The veteran receiver of the Atlanta Falcons will host a weekly fantasy football show this season on SiriusXM. "Going Deep with Roddy White" is airing every Tuesday night (6 p.m.-8 p.m. ET) on the satellite radio network's Fantasy Sports channel. White and co-host John Hansen take calls from listeners and offer advice for drafts, trades, waiver wire moves and other fantasy football matters.
"It's the perfect place for me to connect with people who love fantasy sports as much as I do," says White, entering his 11th NFL season. "I've been playing fantasy football for years. Just like on the playing field, it's all about winning your matchup every week, and John Hansen and I will help our listeners do that."
The channel already has used former NFL running back Maurice Jones-Drew as a host.
"Roddy has been one of the league's most exciting and productive stars, and a favorite of fantasy football players," says Steve Cohen, SiriusXM's senior vice president of sports programming. "As an active player, he offers the kind of insight and perspective that you can't get anywhere else on radio."
FINALLY CATCHING ON: Receiver Greg Little survived the Bengals' final cuts, giving him another chance to show he really can hold onto the ball.
The Bengals signed him in the middle of last season after their receiving group was depleted. After three years in Cleveland, he would get to show he could be dependable. Little dropped the first pass thrown his way and ended up with six catches in six games for 69 yards.
The coaches saw enough to give him a chance to come to training camp and compete for a backup spot. He did well in preseason — nine catches for a team-high 145 yards, including a 42-yard reception.
"It's not where you're coming into a middle of the season and you're learning as you go," Little said. "There is a little bit more time to spend on the details of installations in training camp. I've never had a problem with learning any system."
How did he know he had made the team on cutdown day Saturday? He went to Paul Brown Stadium to work out, then went home. Nobody called or texted.
"There wasn't really a confirmation text," Little said. "Nothing came through. That's just how it is. I mean, I approach every day the same. I come in and get a workout in the morning and that's it."
BACK AT WORK: Ever since going to work as a graduate assistant at the University of Houston in 1969, Wade Phillips has spent just two years out of coaching: in 2001 and last year.
So, as he embarks on his 45th year on the sideline and 38th in the NFL, Denver's defensive coordinator is glad to be back doing what he loves.
"Last year, my wife complained because I watched eight games at once. She had to go in the other room," Phillips said. "I'm always excited about football. I watched a lot of it (last year) and I think I learned some things, even just watching all the teams play and how they played. I'm ready to get back in it with both feet."
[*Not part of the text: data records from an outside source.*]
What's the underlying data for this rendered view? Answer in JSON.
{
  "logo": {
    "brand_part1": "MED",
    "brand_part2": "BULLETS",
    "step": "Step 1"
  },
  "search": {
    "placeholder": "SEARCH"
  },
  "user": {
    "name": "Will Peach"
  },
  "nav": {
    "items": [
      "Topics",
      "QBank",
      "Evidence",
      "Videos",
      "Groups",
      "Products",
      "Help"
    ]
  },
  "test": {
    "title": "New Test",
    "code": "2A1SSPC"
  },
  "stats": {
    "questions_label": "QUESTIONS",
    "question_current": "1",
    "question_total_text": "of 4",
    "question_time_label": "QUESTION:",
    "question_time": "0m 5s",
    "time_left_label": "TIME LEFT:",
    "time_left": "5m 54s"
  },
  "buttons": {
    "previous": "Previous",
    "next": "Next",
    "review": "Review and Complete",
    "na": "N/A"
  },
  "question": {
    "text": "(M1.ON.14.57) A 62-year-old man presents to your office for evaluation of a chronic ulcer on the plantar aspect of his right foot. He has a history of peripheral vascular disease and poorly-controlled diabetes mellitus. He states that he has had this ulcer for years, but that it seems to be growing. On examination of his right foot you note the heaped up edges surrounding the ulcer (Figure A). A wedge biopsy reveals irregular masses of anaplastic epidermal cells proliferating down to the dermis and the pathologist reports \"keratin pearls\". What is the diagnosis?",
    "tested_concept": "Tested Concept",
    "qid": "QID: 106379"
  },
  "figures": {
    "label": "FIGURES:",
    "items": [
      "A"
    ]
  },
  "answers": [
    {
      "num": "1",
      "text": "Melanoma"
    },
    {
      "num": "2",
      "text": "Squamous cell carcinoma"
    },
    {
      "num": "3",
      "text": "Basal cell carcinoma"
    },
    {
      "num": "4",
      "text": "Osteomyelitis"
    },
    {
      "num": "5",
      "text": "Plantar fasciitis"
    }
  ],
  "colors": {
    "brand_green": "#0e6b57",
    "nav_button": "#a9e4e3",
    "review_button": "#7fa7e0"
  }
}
AP Pro Football Writers Arnie Stapleton, Barry Wilner and Teresa Walker and AP Sports Writers Tim Booth, Joe Kay and Dennis Waszak Jr. contributed.